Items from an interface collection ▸
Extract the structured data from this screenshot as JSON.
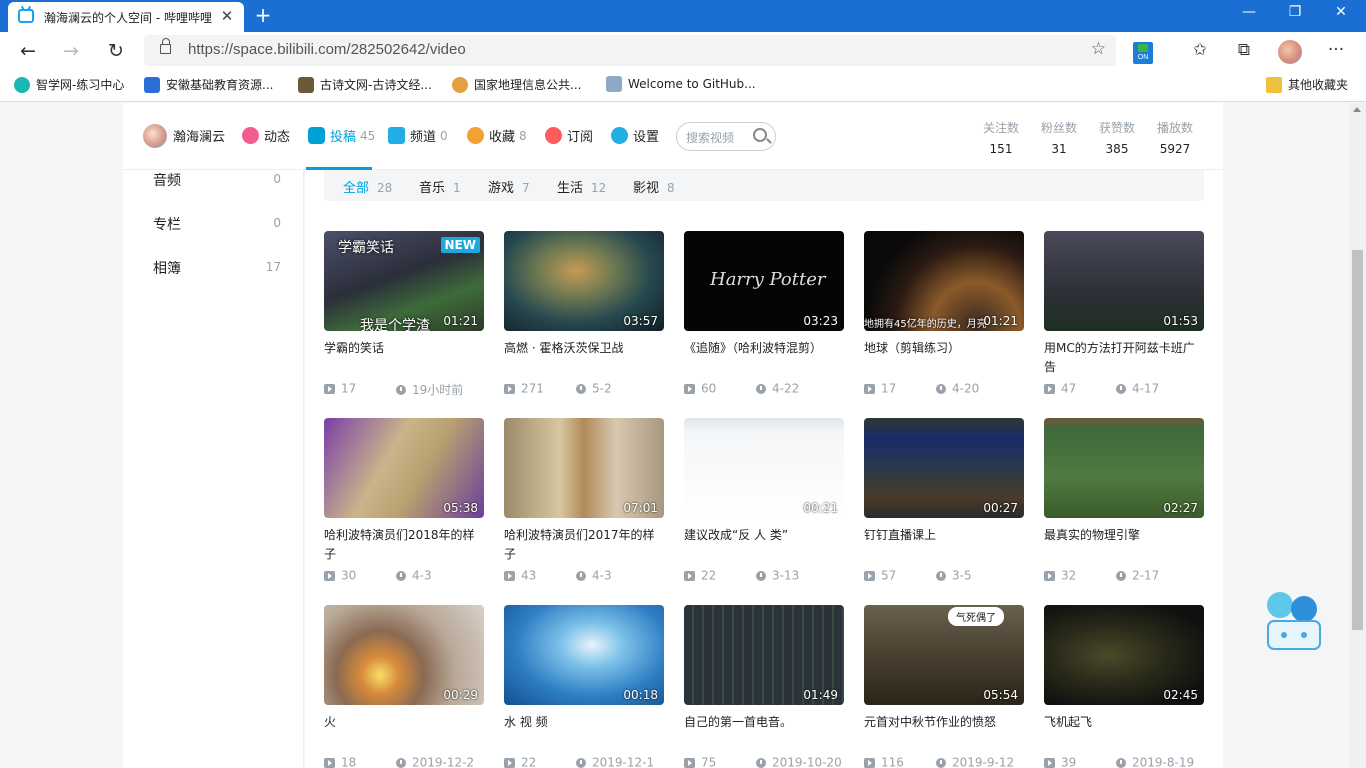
{
  "browser": {
    "tab_title": "瀚海澜云的个人空间 - 哔哩哔哩 (",
    "tab_close": "✕",
    "new_tab": "+",
    "url": "https://space.bilibili.com/282502642/video",
    "ext_label": "ON",
    "bookmarks": [
      {
        "label": "智学网-练习中心",
        "color": "#19b7b3"
      },
      {
        "label": "安徽基础教育资源...",
        "color": "#2b6fd6"
      },
      {
        "label": "古诗文网-古诗文经...",
        "color": "#6b5a3a"
      },
      {
        "label": "国家地理信息公共...",
        "color": "#e2a040"
      },
      {
        "label": "Welcome to GitHub...",
        "color": "#8fa7c8"
      }
    ],
    "other_bookmarks": "其他收藏夹"
  },
  "header": {
    "username": "瀚海澜云",
    "nav": [
      {
        "label": "动态",
        "count": "",
        "color": "#f25d8e"
      },
      {
        "label": "投稿",
        "count": "45",
        "color": "#00a1d6"
      },
      {
        "label": "频道",
        "count": "0",
        "color": "#23ade5"
      },
      {
        "label": "收藏",
        "count": "8",
        "color": "#f3a034"
      },
      {
        "label": "订阅",
        "count": "",
        "color": "#ff5c5c"
      },
      {
        "label": "设置",
        "count": "",
        "color": "#23ade5"
      }
    ],
    "search_placeholder": "搜索视频",
    "stats": [
      {
        "label": "关注数",
        "value": "151"
      },
      {
        "label": "粉丝数",
        "value": "31"
      },
      {
        "label": "获赞数",
        "value": "385"
      },
      {
        "label": "播放数",
        "value": "5927"
      }
    ]
  },
  "sidebar": {
    "items": [
      {
        "label": "音频",
        "count": "0"
      },
      {
        "label": "专栏",
        "count": "0"
      },
      {
        "label": "相簿",
        "count": "17"
      }
    ]
  },
  "filters": [
    {
      "label": "全部",
      "count": "28"
    },
    {
      "label": "音乐",
      "count": "1"
    },
    {
      "label": "游戏",
      "count": "7"
    },
    {
      "label": "生活",
      "count": "12"
    },
    {
      "label": "影视",
      "count": "8"
    }
  ],
  "videos": [
    {
      "title": "学霸的笑话",
      "duration": "01:21",
      "plays": "17",
      "date": "19小时前",
      "badge": "NEW",
      "caption_top": "学霸笑话",
      "caption_bottom": "我是个学渣"
    },
    {
      "title": "高燃 · 霍格沃茨保卫战",
      "duration": "03:57",
      "plays": "271",
      "date": "5-2"
    },
    {
      "title": "《追随》（哈利波特混剪）",
      "duration": "03:23",
      "plays": "60",
      "date": "4-22",
      "caption_center": "Harry Potter"
    },
    {
      "title": "地球（剪辑练习）",
      "duration": "01:21",
      "plays": "17",
      "date": "4-20",
      "caption_bottom": "地拥有45亿年的历史，月亮"
    },
    {
      "title": "用MC的方法打开阿兹卡班广告",
      "duration": "01:53",
      "plays": "47",
      "date": "4-17"
    },
    {
      "title": "哈利波特演员们2018年的样子",
      "duration": "05:38",
      "plays": "30",
      "date": "4-3"
    },
    {
      "title": "哈利波特演员们2017年的样子",
      "duration": "07:01",
      "plays": "43",
      "date": "4-3"
    },
    {
      "title": "建议改成“反 人 类”",
      "duration": "00:21",
      "plays": "22",
      "date": "3-13"
    },
    {
      "title": "钉钉直播课上",
      "duration": "00:27",
      "plays": "57",
      "date": "3-5"
    },
    {
      "title": "最真实的物理引擎",
      "duration": "02:27",
      "plays": "32",
      "date": "2-17"
    },
    {
      "title": "火",
      "duration": "00:29",
      "plays": "18",
      "date": "2019-12-2"
    },
    {
      "title": "水 视 频",
      "duration": "00:18",
      "plays": "22",
      "date": "2019-12-1"
    },
    {
      "title": "自己的第一首电音。",
      "duration": "01:49",
      "plays": "75",
      "date": "2019-10-20"
    },
    {
      "title": "元首对中秋节作业的愤怒",
      "duration": "05:54",
      "plays": "116",
      "date": "2019-9-12",
      "caption_top": "气死偶了"
    },
    {
      "title": "飞机起飞",
      "duration": "02:45",
      "plays": "39",
      "date": "2019-8-19"
    }
  ]
}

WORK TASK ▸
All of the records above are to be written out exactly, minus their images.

SOLUTION FOR THIS PROBLEM ▸
Extract the structured data from this screenshot as JSON.
{
  "browser": {
    "tab_title": "瀚海澜云的个人空间 - 哔哩哔哩 (",
    "tab_close": "✕",
    "new_tab": "+",
    "url": "https://space.bilibili.com/282502642/video",
    "ext_label": "ON",
    "bookmarks": [
      {
        "label": "智学网-练习中心",
        "color": "#19b7b3"
      },
      {
        "label": "安徽基础教育资源...",
        "color": "#2b6fd6"
      },
      {
        "label": "古诗文网-古诗文经...",
        "color": "#6b5a3a"
      },
      {
        "label": "国家地理信息公共...",
        "color": "#e2a040"
      },
      {
        "label": "Welcome to GitHub...",
        "color": "#8fa7c8"
      }
    ],
    "other_bookmarks": "其他收藏夹"
  },
  "header": {
    "username": "瀚海澜云",
    "nav": [
      {
        "label": "动态",
        "count": "",
        "color": "#f25d8e"
      },
      {
        "label": "投稿",
        "count": "45",
        "color": "#00a1d6"
      },
      {
        "label": "频道",
        "count": "0",
        "color": "#23ade5"
      },
      {
        "label": "收藏",
        "count": "8",
        "color": "#f3a034"
      },
      {
        "label": "订阅",
        "count": "",
        "color": "#ff5c5c"
      },
      {
        "label": "设置",
        "count": "",
        "color": "#23ade5"
      }
    ],
    "search_placeholder": "搜索视频",
    "stats": [
      {
        "label": "关注数",
        "value": "151"
      },
      {
        "label": "粉丝数",
        "value": "31"
      },
      {
        "label": "获赞数",
        "value": "385"
      },
      {
        "label": "播放数",
        "value": "5927"
      }
    ]
  },
  "sidebar": {
    "items": [
      {
        "label": "音频",
        "count": "0"
      },
      {
        "label": "专栏",
        "count": "0"
      },
      {
        "label": "相簿",
        "count": "17"
      }
    ]
  },
  "filters": [
    {
      "label": "全部",
      "count": "28"
    },
    {
      "label": "音乐",
      "count": "1"
    },
    {
      "label": "游戏",
      "count": "7"
    },
    {
      "label": "生活",
      "count": "12"
    },
    {
      "label": "影视",
      "count": "8"
    }
  ],
  "videos": [
    {
      "title": "学霸的笑话",
      "duration": "01:21",
      "plays": "17",
      "date": "19小时前",
      "badge": "NEW",
      "caption_top": "学霸笑话",
      "caption_bottom": "我是个学渣"
    },
    {
      "title": "高燃 · 霍格沃茨保卫战",
      "duration": "03:57",
      "plays": "271",
      "date": "5-2"
    },
    {
      "title": "《追随》（哈利波特混剪）",
      "duration": "03:23",
      "plays": "60",
      "date": "4-22",
      "caption_center": "Harry Potter"
    },
    {
      "title": "地球（剪辑练习）",
      "duration": "01:21",
      "plays": "17",
      "date": "4-20",
      "caption_bottom": "地拥有45亿年的历史，月亮"
    },
    {
      "title": "用MC的方法打开阿兹卡班广告",
      "duration": "01:53",
      "plays": "47",
      "date": "4-17"
    },
    {
      "title": "哈利波特演员们2018年的样子",
      "duration": "05:38",
      "plays": "30",
      "date": "4-3"
    },
    {
      "title": "哈利波特演员们2017年的样子",
      "duration": "07:01",
      "plays": "43",
      "date": "4-3"
    },
    {
      "title": "建议改成“反 人 类”",
      "duration": "00:21",
      "plays": "22",
      "date": "3-13"
    },
    {
      "title": "钉钉直播课上",
      "duration": "00:27",
      "plays": "57",
      "date": "3-5"
    },
    {
      "title": "最真实的物理引擎",
      "duration": "02:27",
      "plays": "32",
      "date": "2-17"
    },
    {
      "title": "火",
      "duration": "00:29",
      "plays": "18",
      "date": "2019-12-2"
    },
    {
      "title": "水 视 频",
      "duration": "00:18",
      "plays": "22",
      "date": "2019-12-1"
    },
    {
      "title": "自己的第一首电音。",
      "duration": "01:49",
      "plays": "75",
      "date": "2019-10-20"
    },
    {
      "title": "元首对中秋节作业的愤怒",
      "duration": "05:54",
      "plays": "116",
      "date": "2019-9-12",
      "caption_top": "气死偶了"
    },
    {
      "title": "飞机起飞",
      "duration": "02:45",
      "plays": "39",
      "date": "2019-8-19"
    }
  ]
}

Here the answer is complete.